"The fear of the Lord is the beginning of wisdom" (Ps 111:10). To effectively pray requires a reverance for God. This is achieved since his "'sheep follow Him because they know His voice'" (Jn 10:4). Jesus regularly went to solitary places to pray. You might say that way it was easier to hear God's "still small voice" (1Ki 19:12 KJV). How do his sheep learn God's voice? "Be still and know that I am God" (Ps 146:10). "He leads me beside quiet waters" (23:2). "I have stilled and quieted my soul" (131:2). Therefore "cease striving and know that I am God" (46:10). To be able to hear effectively we have to improve our hearing by "practice" (Heb 5:14) having our "senses trained" (:14). Through practice you protect against becoming "dull of hearing" (:11). Psalm 25 explains how God approaches this. He "leads the humble in justice, and He teaches the humble His way" (:9). "Who is the man who fears the Lord? He will instruct him in the way He should chose" (:12). "None of those who wait for You will be ashamed" (:3). "We do not know how to pray as we should, but the Spirit Himself intercedes for us . . . according to the will of God" (Ro 8:26-27).
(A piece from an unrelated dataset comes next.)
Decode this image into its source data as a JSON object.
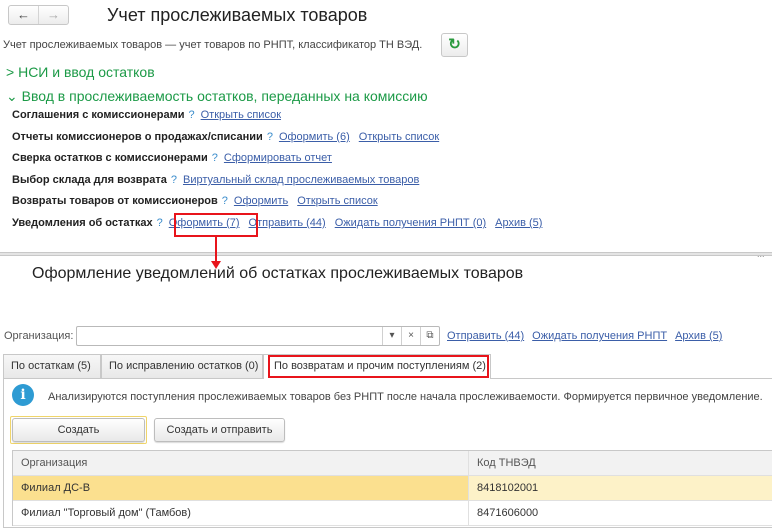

The disciples received the Holy Spirit when Jesus breathed upon them (Jn 20:22). Then they were sealed (Eph 4:30) and received the promise of the Spirit in their hearts (2Co 1:22). Next Jesus said, "'Behold, I am sending forth the promise of My Father upon you: but you are to stay in the city until you are clothed with power from on high'" (Lk 24:49) for "'you will be baptized with the Holy Spirit not many days from now'" (Ac 1:5). Therefore, they received the "gift of the Holy Spirit" (2:38). "They were all filled with the Holy Spirit and began to speak with other tongues, as the Spirit was giving them utterance" (:4). In another situation "while Peter was speaking these words, the Holy Spirit fell upon all those who were listening" (10:44) and "they were hearing them speaking with tongues" (:46) and Peter said it was "just as we did" (:47). Also, in Samaria they received the Spirit (:14-18) and Simon observed what he could "see and hear" (:33). Next, at Ephesus when "Paul had laid his hands upon them, the Holy Spirit came on them, and they began speaking with tongues and prophesying" (19:6). Paul said, "I thank God, I speak in tongues more than you all" (1Co 14:18). Then he said "I wish that you all spoke in tongues" (:5) and told them to "not forbid to speak in tongues" (:39). He explained "if I pray in a tongue, my spirit prays" (:14). If "we do not know how to pray as we should the Spirit Himself intercedes for us" (Ro 8:26). "One who speaks in a tongue does not speak to men but to God" (1Co 14:2). Consequently that person "edifies himself" (:4) and is established in the Spirit by "praying in the Holy Spirit" (Jude 20).